Which is Better?
The general consensus is that sourcing organizations move along the spectrum of savings and control. As markets change and company strategies prove successful or not, the focus of Sourcing adapts to help the company optimize its position regardless of market conditions. This movement along the spectrum is also influenced by the maturity of markets. More mature markets are typically more savings focused while less mature ones tend to be more controls focused.

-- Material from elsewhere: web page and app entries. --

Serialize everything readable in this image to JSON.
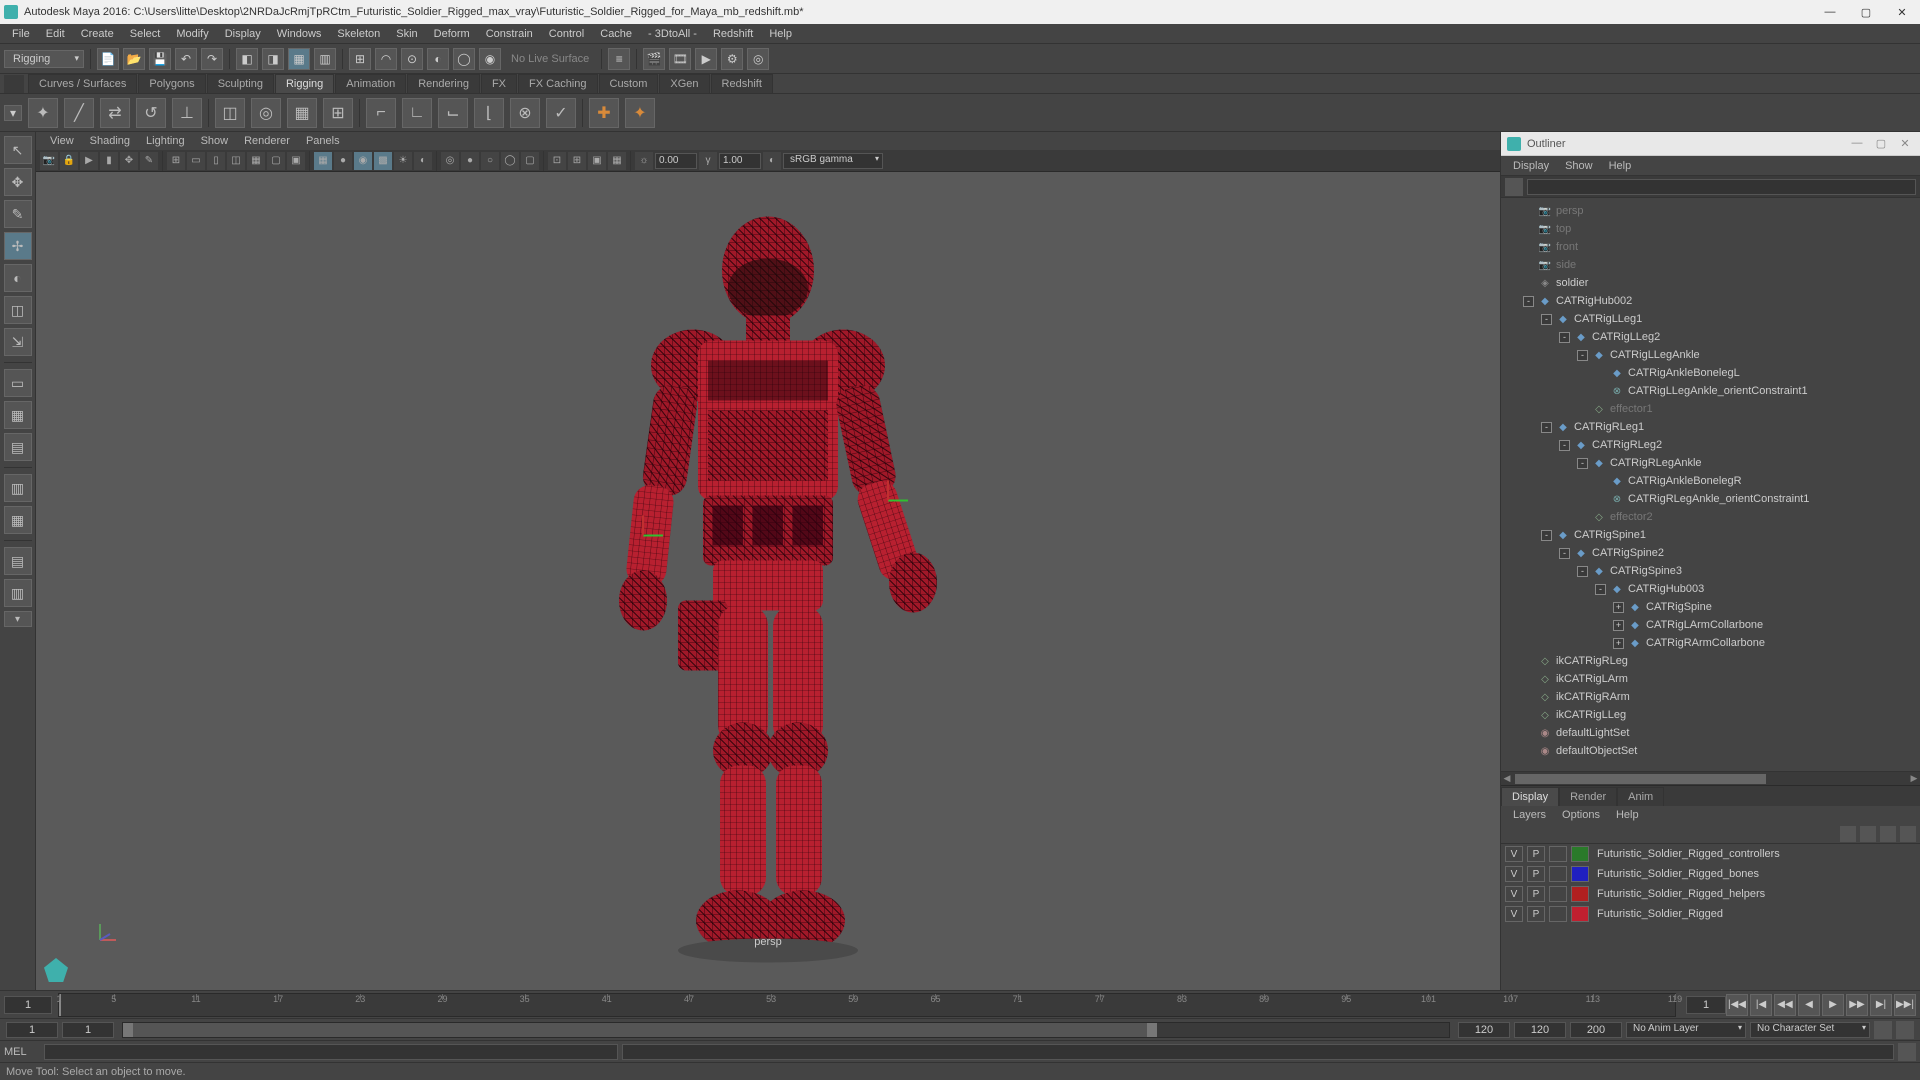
{
  "titlebar": {
    "text": "Autodesk Maya 2016: C:\\Users\\litte\\Desktop\\2NRDaJcRmjTpRCtm_Futuristic_Soldier_Rigged_max_vray\\Futuristic_Soldier_Rigged_for_Maya_mb_redshift.mb*"
  },
  "menubar": [
    "File",
    "Edit",
    "Create",
    "Select",
    "Modify",
    "Display",
    "Windows",
    "Skeleton",
    "Skin",
    "Deform",
    "Constrain",
    "Control",
    "Cache",
    "- 3DtoAll -",
    "Redshift",
    "Help"
  ],
  "toolbar": {
    "workspace": "Rigging",
    "surface_label": "No Live Surface"
  },
  "shelf_tabs": [
    "Curves / Surfaces",
    "Polygons",
    "Sculpting",
    "Rigging",
    "Animation",
    "Rendering",
    "FX",
    "FX Caching",
    "Custom",
    "XGen",
    "Redshift"
  ],
  "shelf_active": "Rigging",
  "panel_menu": [
    "View",
    "Shading",
    "Lighting",
    "Show",
    "Renderer",
    "Panels"
  ],
  "panel_toolbar": {
    "exposure": "0.00",
    "gamma": "1.00",
    "colorspace": "sRGB gamma"
  },
  "viewport": {
    "name": "persp"
  },
  "outliner": {
    "title": "Outliner",
    "menu": [
      "Display",
      "Show",
      "Help"
    ],
    "tree": [
      {
        "depth": 0,
        "exp": "",
        "icon": "cam",
        "label": "persp",
        "dim": true
      },
      {
        "depth": 0,
        "exp": "",
        "icon": "cam",
        "label": "top",
        "dim": true
      },
      {
        "depth": 0,
        "exp": "",
        "icon": "cam",
        "label": "front",
        "dim": true
      },
      {
        "depth": 0,
        "exp": "",
        "icon": "cam",
        "label": "side",
        "dim": true
      },
      {
        "depth": 0,
        "exp": "",
        "icon": "grp",
        "label": "soldier"
      },
      {
        "depth": 0,
        "exp": "-",
        "icon": "joint",
        "label": "CATRigHub002"
      },
      {
        "depth": 1,
        "exp": "-",
        "icon": "joint",
        "label": "CATRigLLeg1"
      },
      {
        "depth": 2,
        "exp": "-",
        "icon": "joint",
        "label": "CATRigLLeg2"
      },
      {
        "depth": 3,
        "exp": "-",
        "icon": "joint",
        "label": "CATRigLLegAnkle"
      },
      {
        "depth": 4,
        "exp": "",
        "icon": "joint",
        "label": "CATRigAnkleBonelegL"
      },
      {
        "depth": 4,
        "exp": "",
        "icon": "constraint",
        "label": "CATRigLLegAnkle_orientConstraint1"
      },
      {
        "depth": 3,
        "exp": "",
        "icon": "ik",
        "label": "effector1",
        "dim": true
      },
      {
        "depth": 1,
        "exp": "-",
        "icon": "joint",
        "label": "CATRigRLeg1"
      },
      {
        "depth": 2,
        "exp": "-",
        "icon": "joint",
        "label": "CATRigRLeg2"
      },
      {
        "depth": 3,
        "exp": "-",
        "icon": "joint",
        "label": "CATRigRLegAnkle"
      },
      {
        "depth": 4,
        "exp": "",
        "icon": "joint",
        "label": "CATRigAnkleBonelegR"
      },
      {
        "depth": 4,
        "exp": "",
        "icon": "constraint",
        "label": "CATRigRLegAnkle_orientConstraint1"
      },
      {
        "depth": 3,
        "exp": "",
        "icon": "ik",
        "label": "effector2",
        "dim": true
      },
      {
        "depth": 1,
        "exp": "-",
        "icon": "joint",
        "label": "CATRigSpine1"
      },
      {
        "depth": 2,
        "exp": "-",
        "icon": "joint",
        "label": "CATRigSpine2"
      },
      {
        "depth": 3,
        "exp": "-",
        "icon": "joint",
        "label": "CATRigSpine3"
      },
      {
        "depth": 4,
        "exp": "-",
        "icon": "joint",
        "label": "CATRigHub003"
      },
      {
        "depth": 5,
        "exp": "+",
        "icon": "joint",
        "label": "CATRigSpine"
      },
      {
        "depth": 5,
        "exp": "+",
        "icon": "joint",
        "label": "CATRigLArmCollarbone"
      },
      {
        "depth": 5,
        "exp": "+",
        "icon": "joint",
        "label": "CATRigRArmCollarbone"
      },
      {
        "depth": 0,
        "exp": "",
        "icon": "ik",
        "label": "ikCATRigRLeg"
      },
      {
        "depth": 0,
        "exp": "",
        "icon": "ik",
        "label": "ikCATRigLArm"
      },
      {
        "depth": 0,
        "exp": "",
        "icon": "ik",
        "label": "ikCATRigRArm"
      },
      {
        "depth": 0,
        "exp": "",
        "icon": "ik",
        "label": "ikCATRigLLeg"
      },
      {
        "depth": 0,
        "exp": "",
        "icon": "set",
        "label": "defaultLightSet"
      },
      {
        "depth": 0,
        "exp": "",
        "icon": "set",
        "label": "defaultObjectSet"
      }
    ]
  },
  "layers": {
    "tabs": [
      "Display",
      "Render",
      "Anim"
    ],
    "active_tab": "Display",
    "menu": [
      "Layers",
      "Options",
      "Help"
    ],
    "rows": [
      {
        "v": "V",
        "p": "P",
        "color": "#2a7a2a",
        "name": "Futuristic_Soldier_Rigged_controllers"
      },
      {
        "v": "V",
        "p": "P",
        "color": "#2020c0",
        "name": "Futuristic_Soldier_Rigged_bones"
      },
      {
        "v": "V",
        "p": "P",
        "color": "#b02020",
        "name": "Futuristic_Soldier_Rigged_helpers"
      },
      {
        "v": "V",
        "p": "P",
        "color": "#c02030",
        "name": "Futuristic_Soldier_Rigged"
      }
    ]
  },
  "timeslider": {
    "start": "1",
    "ticks": [
      1,
      5,
      11,
      17,
      23,
      29,
      35,
      41,
      47,
      53,
      59,
      65,
      71,
      77,
      83,
      89,
      95,
      101,
      107,
      113,
      119
    ],
    "current": "1",
    "playback": [
      "|◀◀",
      "|◀",
      "◀◀",
      "◀",
      "▶",
      "▶▶",
      "▶|",
      "▶▶|"
    ]
  },
  "rangeslider": {
    "startOuter": "1",
    "startInner": "1",
    "endInner": "120",
    "endOuter": "120",
    "endRange": "200",
    "animLayer": "No Anim Layer",
    "charSet": "No Character Set"
  },
  "cmdline": {
    "label": "MEL"
  },
  "helpline": {
    "text": "Move Tool: Select an object to move."
  }
}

Both models are able to add value depending on business needs or requirements. Many Controls Focused organizations also support the budgeting and planning process with data that enables better decision making. And many Savings Focused organizations provide contracting support to optimize terms and conditions and mitigate risk. The vast majority of sourcing organizations, in fact, operate in both camps depending on the deal and market conditions facing the business. When times are good, sourcing organizations tend to focus on improving transparency and enable stronger controls. At other times, sourcing organizations focus on optimizing supplier value. The keys for organizations operating under both models are based on understanding their value-add, their role, and their execution. And being flexible enough to move from one model to the other based on changing business needs is critical to the overall success of the business.